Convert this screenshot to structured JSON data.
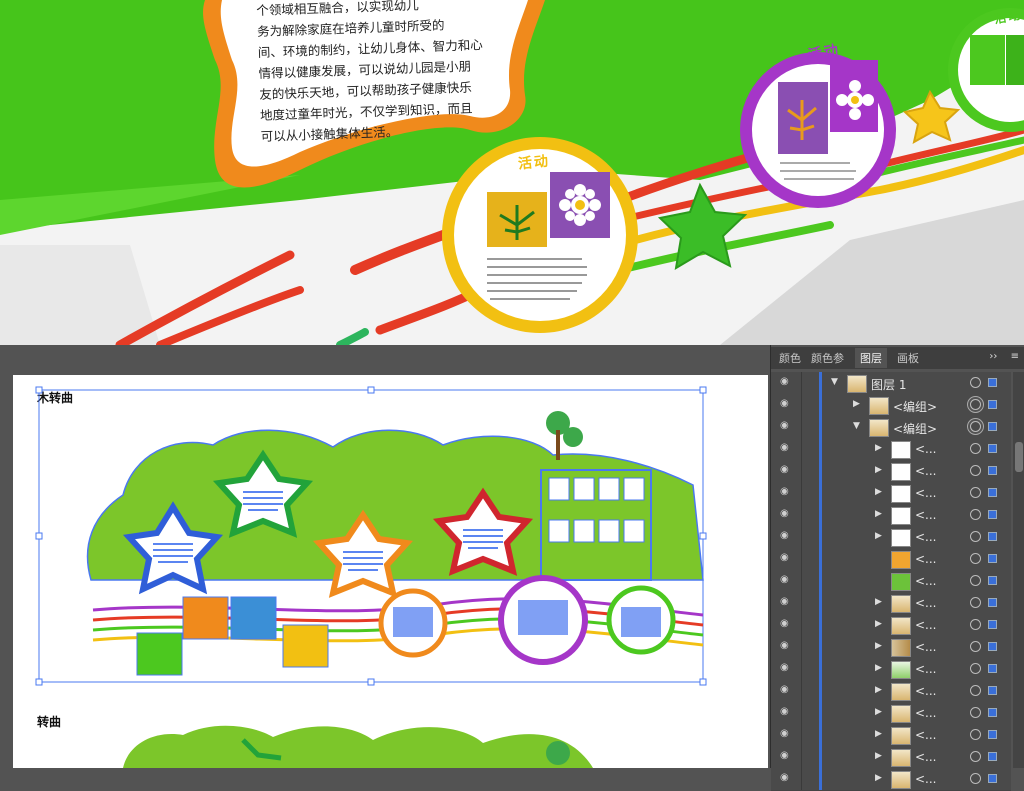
{
  "scene": {
    "intro_lines": [
      "个领域相互融合，以实现幼儿",
      "务为解除家庭在培养儿童时所受的",
      "间、环境的制约，让幼儿身体、智力和心",
      "情得以健康发展，可以说幼儿园是小朋",
      "友的快乐天地，可以帮助孩子健康快乐",
      "地度过童年时光，不仅学到知识，而且",
      "可以从小接触集体生活。"
    ],
    "activity_label": "活动"
  },
  "artboard": {
    "label_top": "木转曲",
    "label_bottom": "转曲"
  },
  "panel": {
    "tabs": [
      "颜色",
      "颜色参",
      "图层",
      "画板"
    ],
    "active_tab": "图层",
    "menu_icon": "››",
    "menu_options_icon": "≡",
    "layers": [
      {
        "name": "图层 1",
        "level": 0,
        "expanded": true,
        "thumb": "scene",
        "target": "single"
      },
      {
        "name": "<编组>",
        "level": 1,
        "expanded": false,
        "thumb": "scene",
        "target": "double"
      },
      {
        "name": "<编组>",
        "level": 1,
        "expanded": true,
        "thumb": "scene",
        "target": "double"
      },
      {
        "name": "<...",
        "level": 2,
        "expanded": false,
        "thumb": "white",
        "target": "single"
      },
      {
        "name": "<...",
        "level": 2,
        "expanded": false,
        "thumb": "white",
        "target": "single"
      },
      {
        "name": "<...",
        "level": 2,
        "expanded": false,
        "thumb": "white",
        "target": "single"
      },
      {
        "name": "<...",
        "level": 2,
        "expanded": false,
        "thumb": "white",
        "target": "single"
      },
      {
        "name": "<...",
        "level": 2,
        "expanded": false,
        "thumb": "white",
        "target": "single"
      },
      {
        "name": "<...",
        "level": 2,
        "expanded": null,
        "thumb": "orange-star",
        "target": "single"
      },
      {
        "name": "<...",
        "level": 2,
        "expanded": null,
        "thumb": "green-star",
        "target": "single"
      },
      {
        "name": "<...",
        "level": 2,
        "expanded": false,
        "thumb": "scene",
        "target": "single"
      },
      {
        "name": "<...",
        "level": 2,
        "expanded": false,
        "thumb": "scene",
        "target": "single"
      },
      {
        "name": "<...",
        "level": 2,
        "expanded": false,
        "thumb": "bar",
        "target": "single"
      },
      {
        "name": "<...",
        "level": 2,
        "expanded": false,
        "thumb": "tree",
        "target": "single"
      },
      {
        "name": "<...",
        "level": 2,
        "expanded": false,
        "thumb": "scene",
        "target": "single"
      },
      {
        "name": "<...",
        "level": 2,
        "expanded": false,
        "thumb": "scene",
        "target": "single"
      },
      {
        "name": "<...",
        "level": 2,
        "expanded": false,
        "thumb": "scene",
        "target": "single"
      },
      {
        "name": "<...",
        "level": 2,
        "expanded": false,
        "thumb": "scene",
        "target": "single"
      },
      {
        "name": "<...",
        "level": 2,
        "expanded": false,
        "thumb": "scene",
        "target": "single"
      }
    ]
  },
  "colors": {
    "panel_bg": "#535353",
    "selection_blue": "#3a6fd8",
    "wall_green": "#4cc81f",
    "orange": "#f08a1c",
    "purple": "#a536c8",
    "yellow": "#f2c012"
  }
}
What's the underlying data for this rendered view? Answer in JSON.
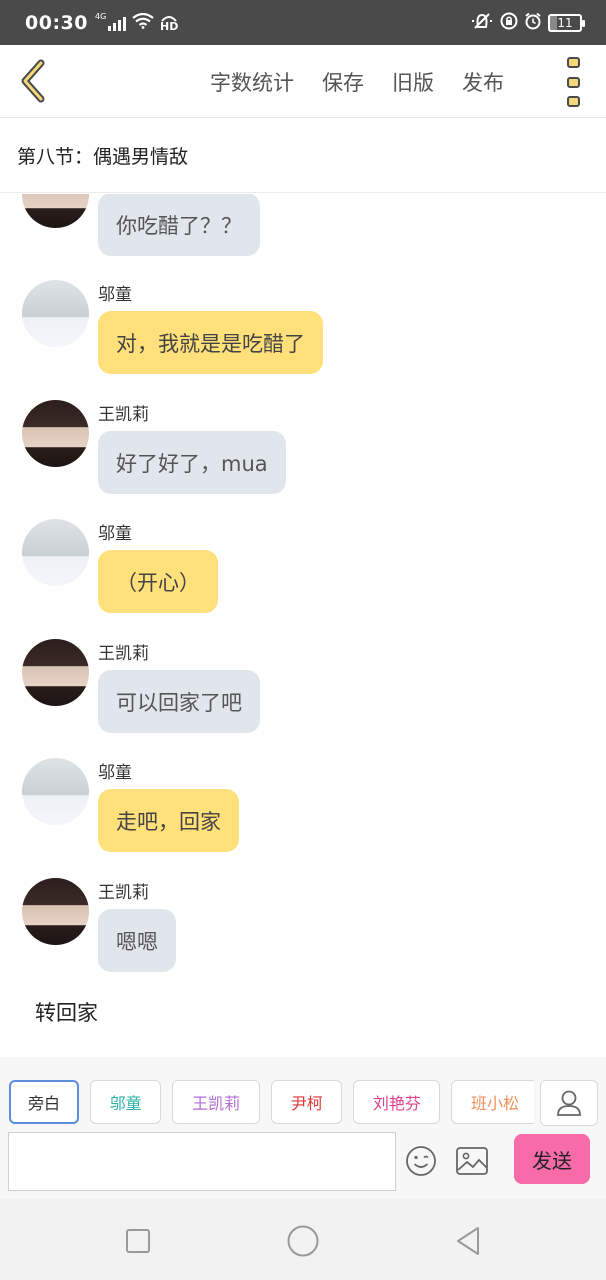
{
  "status_bar": {
    "time": "00:30",
    "network": "4G",
    "hd": "HD",
    "battery": "11"
  },
  "nav": {
    "actions": [
      "字数统计",
      "保存",
      "旧版",
      "发布"
    ]
  },
  "chapter": {
    "title": "第八节：偶遇男情敌"
  },
  "messages": [
    {
      "sender": "",
      "text": "你吃醋了？？",
      "avatar": "girl",
      "bubble": "gray"
    },
    {
      "sender": "邬童",
      "text": "对，我就是是吃醋了",
      "avatar": "boy",
      "bubble": "yellow"
    },
    {
      "sender": "王凯莉",
      "text": "好了好了，mua",
      "avatar": "girl",
      "bubble": "gray"
    },
    {
      "sender": "邬童",
      "text": "（开心）",
      "avatar": "boy",
      "bubble": "yellow"
    },
    {
      "sender": "王凯莉",
      "text": "可以回家了吧",
      "avatar": "girl",
      "bubble": "gray"
    },
    {
      "sender": "邬童",
      "text": "走吧，回家",
      "avatar": "boy",
      "bubble": "yellow"
    },
    {
      "sender": "王凯莉",
      "text": "嗯嗯",
      "avatar": "girl",
      "bubble": "gray"
    }
  ],
  "narration": "转回家",
  "characters": [
    {
      "name": "旁白",
      "color": "#333333",
      "active": true
    },
    {
      "name": "邬童",
      "color": "#2db3a5",
      "active": false
    },
    {
      "name": "王凯莉",
      "color": "#b16cd6",
      "active": false
    },
    {
      "name": "尹柯",
      "color": "#e03a3a",
      "active": false
    },
    {
      "name": "刘艳芬",
      "color": "#e0418e",
      "active": false
    },
    {
      "name": "班小松",
      "color": "#f0915a",
      "active": false
    }
  ],
  "composer": {
    "input_value": "",
    "send_label": "发送"
  },
  "colors": {
    "accent_yellow": "#ffe07a",
    "bubble_gray": "#e1e6ed",
    "send_pink": "#f76ba8",
    "active_chip_border": "#5b8ede"
  }
}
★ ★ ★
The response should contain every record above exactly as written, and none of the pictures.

EXPECTED ANSWER:
Convert this screenshot to structured JSON data.
{
  "scene": {
    "intro_lines": [
      "个领域相互融合，以实现幼儿",
      "务为解除家庭在培养儿童时所受的",
      "间、环境的制约，让幼儿身体、智力和心",
      "情得以健康发展，可以说幼儿园是小朋",
      "友的快乐天地，可以帮助孩子健康快乐",
      "地度过童年时光，不仅学到知识，而且",
      "可以从小接触集体生活。"
    ],
    "activity_label": "活动"
  },
  "artboard": {
    "label_top": "木转曲",
    "label_bottom": "转曲"
  },
  "panel": {
    "tabs": [
      "颜色",
      "颜色参",
      "图层",
      "画板"
    ],
    "active_tab": "图层",
    "menu_icon": "››",
    "menu_options_icon": "≡",
    "layers": [
      {
        "name": "图层 1",
        "level": 0,
        "expanded": true,
        "thumb": "scene",
        "target": "single"
      },
      {
        "name": "<编组>",
        "level": 1,
        "expanded": false,
        "thumb": "scene",
        "target": "double"
      },
      {
        "name": "<编组>",
        "level": 1,
        "expanded": true,
        "thumb": "scene",
        "target": "double"
      },
      {
        "name": "<...",
        "level": 2,
        "expanded": false,
        "thumb": "white",
        "target": "single"
      },
      {
        "name": "<...",
        "level": 2,
        "expanded": false,
        "thumb": "white",
        "target": "single"
      },
      {
        "name": "<...",
        "level": 2,
        "expanded": false,
        "thumb": "white",
        "target": "single"
      },
      {
        "name": "<...",
        "level": 2,
        "expanded": false,
        "thumb": "white",
        "target": "single"
      },
      {
        "name": "<...",
        "level": 2,
        "expanded": false,
        "thumb": "white",
        "target": "single"
      },
      {
        "name": "<...",
        "level": 2,
        "expanded": null,
        "thumb": "orange-star",
        "target": "single"
      },
      {
        "name": "<...",
        "level": 2,
        "expanded": null,
        "thumb": "green-star",
        "target": "single"
      },
      {
        "name": "<...",
        "level": 2,
        "expanded": false,
        "thumb": "scene",
        "target": "single"
      },
      {
        "name": "<...",
        "level": 2,
        "expanded": false,
        "thumb": "scene",
        "target": "single"
      },
      {
        "name": "<...",
        "level": 2,
        "expanded": false,
        "thumb": "bar",
        "target": "single"
      },
      {
        "name": "<...",
        "level": 2,
        "expanded": false,
        "thumb": "tree",
        "target": "single"
      },
      {
        "name": "<...",
        "level": 2,
        "expanded": false,
        "thumb": "scene",
        "target": "single"
      },
      {
        "name": "<...",
        "level": 2,
        "expanded": false,
        "thumb": "scene",
        "target": "single"
      },
      {
        "name": "<...",
        "level": 2,
        "expanded": false,
        "thumb": "scene",
        "target": "single"
      },
      {
        "name": "<...",
        "level": 2,
        "expanded": false,
        "thumb": "scene",
        "target": "single"
      },
      {
        "name": "<...",
        "level": 2,
        "expanded": false,
        "thumb": "scene",
        "target": "single"
      }
    ]
  },
  "colors": {
    "panel_bg": "#535353",
    "selection_blue": "#3a6fd8",
    "wall_green": "#4cc81f",
    "orange": "#f08a1c",
    "purple": "#a536c8",
    "yellow": "#f2c012"
  }
}
What's the underlying data for this rendered view? Answer in JSON.
{
  "status_bar": {
    "time": "00:30",
    "network": "4G",
    "hd": "HD",
    "battery": "11"
  },
  "nav": {
    "actions": [
      "字数统计",
      "保存",
      "旧版",
      "发布"
    ]
  },
  "chapter": {
    "title": "第八节：偶遇男情敌"
  },
  "messages": [
    {
      "sender": "",
      "text": "你吃醋了？？",
      "avatar": "girl",
      "bubble": "gray"
    },
    {
      "sender": "邬童",
      "text": "对，我就是是吃醋了",
      "avatar": "boy",
      "bubble": "yellow"
    },
    {
      "sender": "王凯莉",
      "text": "好了好了，mua",
      "avatar": "girl",
      "bubble": "gray"
    },
    {
      "sender": "邬童",
      "text": "（开心）",
      "avatar": "boy",
      "bubble": "yellow"
    },
    {
      "sender": "王凯莉",
      "text": "可以回家了吧",
      "avatar": "girl",
      "bubble": "gray"
    },
    {
      "sender": "邬童",
      "text": "走吧，回家",
      "avatar": "boy",
      "bubble": "yellow"
    },
    {
      "sender": "王凯莉",
      "text": "嗯嗯",
      "avatar": "girl",
      "bubble": "gray"
    }
  ],
  "narration": "转回家",
  "characters": [
    {
      "name": "旁白",
      "color": "#333333",
      "active": true
    },
    {
      "name": "邬童",
      "color": "#2db3a5",
      "active": false
    },
    {
      "name": "王凯莉",
      "color": "#b16cd6",
      "active": false
    },
    {
      "name": "尹柯",
      "color": "#e03a3a",
      "active": false
    },
    {
      "name": "刘艳芬",
      "color": "#e0418e",
      "active": false
    },
    {
      "name": "班小松",
      "color": "#f0915a",
      "active": false
    }
  ],
  "composer": {
    "input_value": "",
    "send_label": "发送"
  },
  "colors": {
    "accent_yellow": "#ffe07a",
    "bubble_gray": "#e1e6ed",
    "send_pink": "#f76ba8",
    "active_chip_border": "#5b8ede"
  }
}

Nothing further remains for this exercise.